Dean Foods (DF) is one of the leading milk companies in the US. Its product portfolio spans the most of the milk spectrum, including fresh milk, ice cream and yogurt. It is not strongly represented in cheese. Market cap is about $3 billion.
Stockholders have had an unusual time investing in DF. In 2005 DF spun off its higher growth food products business as TreeHouse Foods (THS). Since then DF's stock has fallen by almost half. THS however has more than made up the difference (assuming the stockholder kept both stocks). Milk is a mature market, and DF has attempted to consolidate the industry. Some of DF's acquisitions were ill considered, and forced subsequent write downs. In 2011 a huge goodwill write-down led to a loss of about $1.5 billion. Stockholders' equity is now slightly negative.
DF is also heavily indebted. Total debt is now about equal to total assets. The interest rate on DF's bonds ranges up to 9.75%. These are trading above par, so the company would probably like to call whatever debt it can.
Dean does have one big ace in the hole, its White Wave division (WWAV). WW produces "healthy" milk products such as organic milk and plant-based milk substitutes.

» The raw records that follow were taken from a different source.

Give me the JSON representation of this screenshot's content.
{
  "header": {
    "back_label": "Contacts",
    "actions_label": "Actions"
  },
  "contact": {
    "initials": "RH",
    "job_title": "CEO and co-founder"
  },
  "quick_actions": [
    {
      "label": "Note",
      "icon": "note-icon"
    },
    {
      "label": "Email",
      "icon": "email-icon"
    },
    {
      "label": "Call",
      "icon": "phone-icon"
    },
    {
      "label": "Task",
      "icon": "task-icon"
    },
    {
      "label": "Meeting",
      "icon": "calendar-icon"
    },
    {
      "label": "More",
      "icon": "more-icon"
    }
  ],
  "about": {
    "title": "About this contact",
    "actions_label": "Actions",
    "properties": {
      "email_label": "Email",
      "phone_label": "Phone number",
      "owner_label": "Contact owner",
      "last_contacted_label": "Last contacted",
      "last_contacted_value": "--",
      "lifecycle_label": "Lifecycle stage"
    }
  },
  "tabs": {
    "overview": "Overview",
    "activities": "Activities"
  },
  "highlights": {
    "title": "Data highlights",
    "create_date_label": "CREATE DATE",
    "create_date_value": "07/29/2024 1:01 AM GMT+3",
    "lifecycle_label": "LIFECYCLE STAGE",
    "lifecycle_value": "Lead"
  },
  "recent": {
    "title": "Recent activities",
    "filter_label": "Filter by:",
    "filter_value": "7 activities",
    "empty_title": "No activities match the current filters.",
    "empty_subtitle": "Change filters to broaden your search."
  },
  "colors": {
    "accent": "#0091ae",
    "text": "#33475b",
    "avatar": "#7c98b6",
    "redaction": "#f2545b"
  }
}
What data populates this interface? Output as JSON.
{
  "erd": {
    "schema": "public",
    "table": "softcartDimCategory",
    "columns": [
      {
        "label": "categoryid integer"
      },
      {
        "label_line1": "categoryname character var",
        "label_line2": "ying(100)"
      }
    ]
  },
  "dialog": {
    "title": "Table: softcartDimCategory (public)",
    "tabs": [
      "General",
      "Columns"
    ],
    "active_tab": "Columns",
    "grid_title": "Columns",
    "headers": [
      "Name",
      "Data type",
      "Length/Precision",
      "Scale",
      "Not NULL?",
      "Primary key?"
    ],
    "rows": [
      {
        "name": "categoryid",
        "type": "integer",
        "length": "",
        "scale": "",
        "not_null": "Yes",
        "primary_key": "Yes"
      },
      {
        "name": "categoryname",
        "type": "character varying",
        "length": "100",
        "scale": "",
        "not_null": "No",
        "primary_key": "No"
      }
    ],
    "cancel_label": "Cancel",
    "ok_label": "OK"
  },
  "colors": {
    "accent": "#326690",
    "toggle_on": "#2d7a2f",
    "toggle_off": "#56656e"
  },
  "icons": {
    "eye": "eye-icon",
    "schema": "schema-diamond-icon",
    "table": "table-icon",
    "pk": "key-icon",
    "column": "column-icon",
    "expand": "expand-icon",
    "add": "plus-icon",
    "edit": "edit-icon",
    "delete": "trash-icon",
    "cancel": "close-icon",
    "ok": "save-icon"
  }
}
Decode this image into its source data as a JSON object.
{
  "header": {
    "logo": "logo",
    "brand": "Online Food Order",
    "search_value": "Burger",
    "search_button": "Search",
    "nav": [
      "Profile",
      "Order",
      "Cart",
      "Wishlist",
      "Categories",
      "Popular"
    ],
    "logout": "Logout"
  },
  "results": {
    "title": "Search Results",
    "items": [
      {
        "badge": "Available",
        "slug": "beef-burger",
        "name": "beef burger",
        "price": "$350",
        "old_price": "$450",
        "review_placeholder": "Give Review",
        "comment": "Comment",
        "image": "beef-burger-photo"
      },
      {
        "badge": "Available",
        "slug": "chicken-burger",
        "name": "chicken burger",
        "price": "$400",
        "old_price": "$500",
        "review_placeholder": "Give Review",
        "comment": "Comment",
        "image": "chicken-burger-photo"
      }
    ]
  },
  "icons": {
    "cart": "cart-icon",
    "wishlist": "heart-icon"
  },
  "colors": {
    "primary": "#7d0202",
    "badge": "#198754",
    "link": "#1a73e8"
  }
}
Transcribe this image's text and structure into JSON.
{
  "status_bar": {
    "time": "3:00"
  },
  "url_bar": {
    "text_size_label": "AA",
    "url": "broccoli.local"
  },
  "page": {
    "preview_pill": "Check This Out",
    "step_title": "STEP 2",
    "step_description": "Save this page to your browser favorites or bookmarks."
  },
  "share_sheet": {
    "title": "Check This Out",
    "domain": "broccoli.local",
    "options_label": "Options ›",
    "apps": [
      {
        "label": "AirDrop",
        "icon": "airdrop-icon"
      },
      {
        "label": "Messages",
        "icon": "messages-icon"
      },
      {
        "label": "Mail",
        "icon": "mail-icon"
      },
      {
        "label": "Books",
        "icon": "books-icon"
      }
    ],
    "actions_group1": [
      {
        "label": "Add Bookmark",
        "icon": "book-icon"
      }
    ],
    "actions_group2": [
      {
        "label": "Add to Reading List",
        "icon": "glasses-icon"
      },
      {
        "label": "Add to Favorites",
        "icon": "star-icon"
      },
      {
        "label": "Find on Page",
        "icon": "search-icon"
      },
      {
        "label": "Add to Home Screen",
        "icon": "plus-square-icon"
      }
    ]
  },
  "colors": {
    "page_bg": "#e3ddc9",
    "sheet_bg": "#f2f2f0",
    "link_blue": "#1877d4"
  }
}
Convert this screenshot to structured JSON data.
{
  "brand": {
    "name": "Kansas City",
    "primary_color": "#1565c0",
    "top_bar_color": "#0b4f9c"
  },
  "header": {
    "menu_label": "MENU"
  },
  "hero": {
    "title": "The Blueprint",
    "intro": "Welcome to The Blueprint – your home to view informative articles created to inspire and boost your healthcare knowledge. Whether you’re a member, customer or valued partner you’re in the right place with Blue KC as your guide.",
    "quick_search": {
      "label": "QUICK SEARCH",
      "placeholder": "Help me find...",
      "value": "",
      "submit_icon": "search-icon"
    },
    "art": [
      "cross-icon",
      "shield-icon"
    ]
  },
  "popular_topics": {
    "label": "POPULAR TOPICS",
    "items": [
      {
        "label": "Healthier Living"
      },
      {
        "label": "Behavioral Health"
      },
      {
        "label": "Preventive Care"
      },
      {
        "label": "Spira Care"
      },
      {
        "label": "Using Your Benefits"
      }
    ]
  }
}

It is the US market leader in this category. This is a high growth and higher margin business. To better extract the value from this sector, DF has IPOed about 13% of the division under the symbol WWAV. The IPO was well received, and the stock is trading with a forward PE of about 22. DF will use the proceeds for debt reduction. It also intends to spin off the rest of WWAV next year, although this is not set in stone. DF is also shopping around its Morningstar division for further debt reduction. They claim to have interest in the > $1 billion range.
DF is a case where the first order numbers are terrible, but much better on a closer look. WWAV is priced at $15.23 (Nov 26). DF's 86.7% of the remaining shares in WWAV are worth about $2.280 billion. Thus the rest of DF is being priced at about $830 million. Let's see what you get for that value:
Stockholders equity is negative, so nothing there. However, the non-WWAV assets are still producing a substantial free cash flow. I like to look at "sustainable operating cash flow" which excludes transient fluctuations such as year-to-year changes in inventories, payables and income tax credits. I also exclude the non-cash goodwill write down in 2011. The following table is from DF's SEC submissions concerning the IPO. Of course, WWAV was not a separate company so income is pro forma or estimated.
All data in millions:
DF Total Net Income
Minus: WWAV income
Plus: Goodwill Adj.
Minus Capital Invst.
Equals Sustainable FCF
So the $830 million of non-WWAV market value has produced about $562 million in sustainable FCF in the last three years. This works out to 21% per year. In fact, the above table may even be conservative. I could not find a breakdown of capital investment. However it is likely that much of the capital investment goes to the growing WWAV, freeing more cash flow for the new DF.
This looks like a great value, but there are some major risks. First and foremost, the value of WWAV may be too high. The PE is generally in line with some other health food companies, but the whole sector may be expensive.
Price to Book
Bear in mind that WWAV is a story stock and will have to grow into its valuation. Like all growth stocks, an earnings miss or a change in the story could ruin things very quickly. Also, for now the stock has a relatively small float. Once the full spinoff is made, the scarcity value will dissipate.
One way to play this would be to go long DF and short WWAV. I have traded this myself, but there are a few caveats worth mentioning. First is the issue of WWAV's small float. The borrow for shorting is available now, but it may well be sporadic. Second, there is already a fair sized short position considering that the stock recently listed (850,000 as of Nov 26). This can lead to some sharp squeezes. For example on Nov 23 the stock went up by 5.3% on no news. It is down about 4.0% today, also without news. For those of you who are willing to do this, here is a graph of the way I do the spread: long six DF for every 5 short WWAV. Note that the graph ends on Friday Nov 23.
(click to enlarge) The probability of DF paying a dividend anytime soon is low. This is true even if it sells the Morningstar division for over a billion. The company needs the money to rebuild its balance sheet.
There is some commodity risk to DF as higher grain/oilseed prices would impact milk production costs. Since the current bad crop is on everyone's minds, I'm willing to take this risk. Note that if grain supplies get truly tight, the government could change the ethanol mandate.
Finally, DF has a pretty concentrated customer base, including powerful bigwigs such as Sysco (SYY), Wal-Mart (WMT) and Target (TGT). They have been selling to them for many years, and presumably have developed an understanding on allowable profitability. However, this kind of concentration is always risky, so keep it in mind.
Even with these risks, this is an interesting play. The company is generating a lot of cash. This cash will have to stay in the company for a few years, but it still belongs to the stockholders. If this keeps up, there will eventually be a significant dividend. I have a small long position in DF and follow the company closely. After the WWAV spin, I might take a substantial position.
Additional disclosure: I have been short WWAV